Work to complete →
Restate every line below word for word, but drop each picture.

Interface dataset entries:
Content starts

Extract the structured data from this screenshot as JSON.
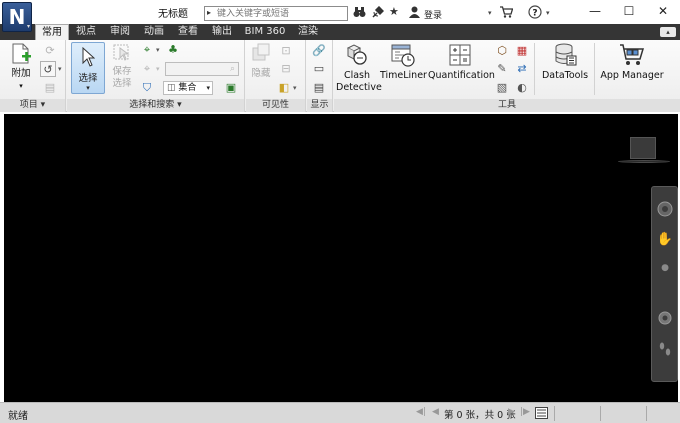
{
  "app": {
    "title": "无标题",
    "logo": "N",
    "logo_caret": "▾"
  },
  "titlebar": {
    "search_placeholder": "键入关键字或短语",
    "search_arrow": "▸",
    "icons": [
      "binoculars-icon",
      "satellite-icon",
      "star-icon",
      "user-icon",
      "cart-icon",
      "help-icon"
    ],
    "login_label": "登录",
    "caret": "▾",
    "minimize": "—",
    "maximize": "☐",
    "close": "✕"
  },
  "tabs": [
    {
      "label": "常用",
      "active": true
    },
    {
      "label": "视点",
      "active": false
    },
    {
      "label": "审阅",
      "active": false
    },
    {
      "label": "动画",
      "active": false
    },
    {
      "label": "查看",
      "active": false
    },
    {
      "label": "输出",
      "active": false
    },
    {
      "label": "BIM 360",
      "active": false
    },
    {
      "label": "渲染",
      "active": false
    }
  ],
  "tabbar_toggle": "▴",
  "ribbon": {
    "project": {
      "append_label": "附加",
      "panel_title": "项目 ▾"
    },
    "select": {
      "select_label": "选择",
      "save_selection_label_1": "保存",
      "save_selection_label_2": "选择",
      "set_combo": "集合",
      "panel_title": "选择和搜索 ▾"
    },
    "visibility": {
      "hide_label": "隐藏",
      "panel_title": "可见性"
    },
    "display": {
      "panel_title": "显示"
    },
    "tools": {
      "clash_label_1": "Clash",
      "clash_label_2": "Detective",
      "timeliner_label": "TimeLiner",
      "quantification_label": "Quantification",
      "datatools_label": "DataTools",
      "appmanager_label": "App Manager",
      "panel_title": "工具"
    }
  },
  "statusbar": {
    "status": "就绪",
    "sheet_info": "第 0 张，共 0 张",
    "nav_first": "◀|",
    "nav_prev": "◀",
    "nav_next": "▶",
    "nav_last": "|▶"
  },
  "colors": {
    "tabbar_bg": "#353535",
    "viewport_bg": "#000000",
    "select_highlight": "#b9d7f3",
    "statusbar_bg": "#d9d9d9"
  }
}
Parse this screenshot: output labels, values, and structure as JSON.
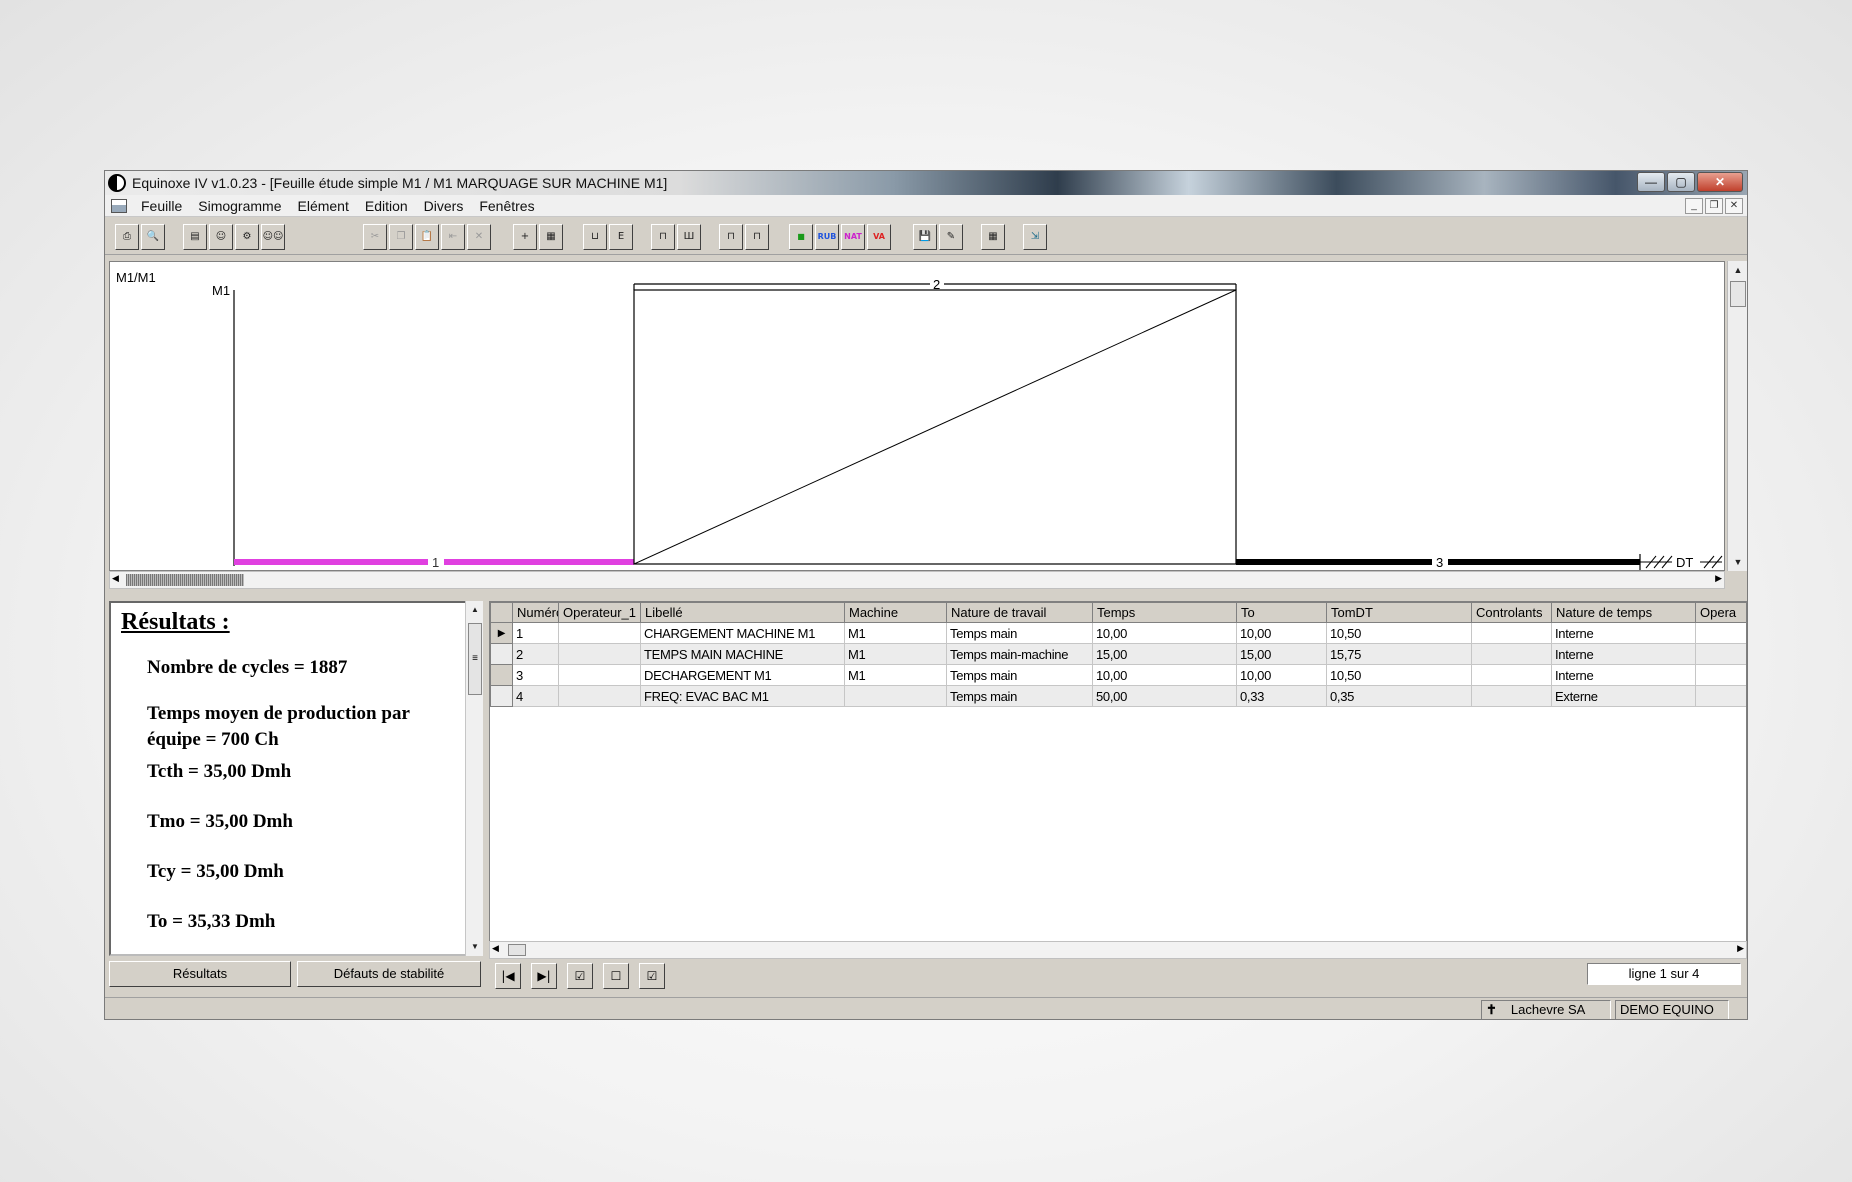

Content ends

Response box →
Extract the structured data from this screenshot as JSON.
{
  "app": {
    "title": "无标题",
    "logo": "N",
    "logo_caret": "▾"
  },
  "titlebar": {
    "search_placeholder": "键入关键字或短语",
    "search_arrow": "▸",
    "icons": [
      "binoculars-icon",
      "satellite-icon",
      "star-icon",
      "user-icon",
      "cart-icon",
      "help-icon"
    ],
    "login_label": "登录",
    "caret": "▾",
    "minimize": "—",
    "maximize": "☐",
    "close": "✕"
  },
  "tabs": [
    {
      "label": "常用",
      "active": true
    },
    {
      "label": "视点",
      "active": false
    },
    {
      "label": "审阅",
      "active": false
    },
    {
      "label": "动画",
      "active": false
    },
    {
      "label": "查看",
      "active": false
    },
    {
      "label": "输出",
      "active": false
    },
    {
      "label": "BIM 360",
      "active": false
    },
    {
      "label": "渲染",
      "active": false
    }
  ],
  "tabbar_toggle": "▴",
  "ribbon": {
    "project": {
      "append_label": "附加",
      "panel_title": "项目 ▾"
    },
    "select": {
      "select_label": "选择",
      "save_selection_label_1": "保存",
      "save_selection_label_2": "选择",
      "set_combo": "集合",
      "panel_title": "选择和搜索 ▾"
    },
    "visibility": {
      "hide_label": "隐藏",
      "panel_title": "可见性"
    },
    "display": {
      "panel_title": "显示"
    },
    "tools": {
      "clash_label_1": "Clash",
      "clash_label_2": "Detective",
      "timeliner_label": "TimeLiner",
      "quantification_label": "Quantification",
      "datatools_label": "DataTools",
      "appmanager_label": "App Manager",
      "panel_title": "工具"
    }
  },
  "statusbar": {
    "status": "就绪",
    "sheet_info": "第 0 张，共 0 张",
    "nav_first": "◀|",
    "nav_prev": "◀",
    "nav_next": "▶",
    "nav_last": "|▶"
  },
  "colors": {
    "tabbar_bg": "#353535",
    "viewport_bg": "#000000",
    "select_highlight": "#b9d7f3",
    "statusbar_bg": "#d9d9d9"
  }
}
Parse this screenshot: output labels, values, and structure as JSON.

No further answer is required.